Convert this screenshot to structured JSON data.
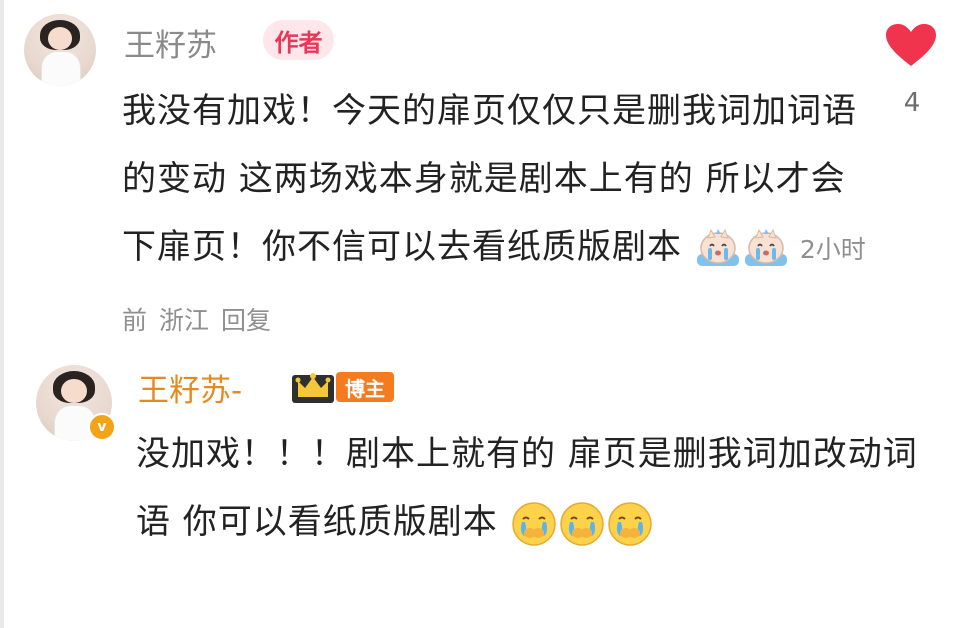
{
  "comment": {
    "author": "王籽苏",
    "author_badge": "作者",
    "like_count": "4",
    "text": "我没有加戏！今天的扉页仅仅只是删我词加词语的变动 这两场戏本身就是剧本上有的 所以才会下扉页！你不信可以去看纸质版剧本",
    "text_emojis": [
      "crying-cat-emoji",
      "crying-cat-emoji"
    ],
    "time": "2小时前",
    "location": "浙江",
    "reply_label": "回复",
    "heart_color": "#f0344d"
  },
  "reply": {
    "author": "王籽苏-",
    "crown_icon": "crown-icon",
    "badge": "博主",
    "verified_icon": "verified-v-icon",
    "text": "没加戏！！！剧本上就有的 扉页是删我词加改动词语 你可以看纸质版剧本",
    "text_emojis": [
      "crying-face-emoji",
      "crying-face-emoji",
      "crying-face-emoji"
    ],
    "name_color": "#e58a1f"
  }
}
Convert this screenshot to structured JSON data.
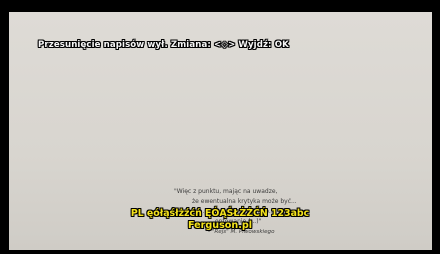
{
  "osd": {
    "message": "Przesunięcie napisów wył. Zmiana: <◇> Wyjdź: OK"
  },
  "quote": {
    "line1": "\"Więc z punktu, mając na uwadze,",
    "line2": "że ewentualna krytyka może być...",
    "line3": "... ... ... ... ... ... ... ... ... ... ... ...ryło...",
    "line4": "... ... ...optowanie (...)\"",
    "line5": "- \"Rejs\" M. Piwowskiego"
  },
  "subtitles": {
    "line1": "PL ęółąśłżźćń ĘÓĄŚŁŻŹĆŃ 123abc",
    "line2": "Ferguson.pl"
  }
}
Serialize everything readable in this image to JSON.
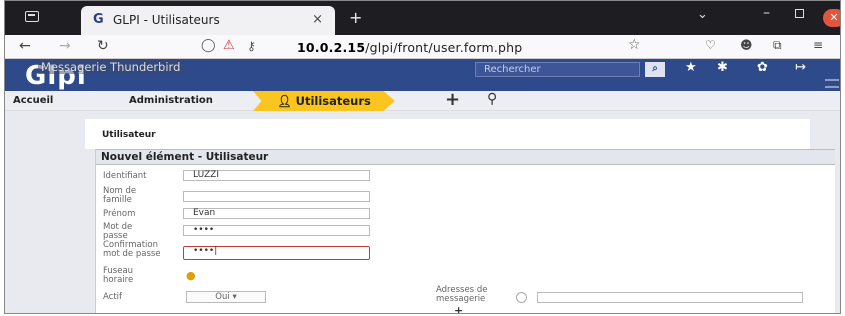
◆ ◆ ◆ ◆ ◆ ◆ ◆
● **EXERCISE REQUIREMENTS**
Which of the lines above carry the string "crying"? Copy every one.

● **EXPECTED OUTPUT**
      "crying-cat-emoji",
      "crying-cat-emoji"
      "crying-face-emoji",
      "crying-face-emoji",
      "crying-face-emoji"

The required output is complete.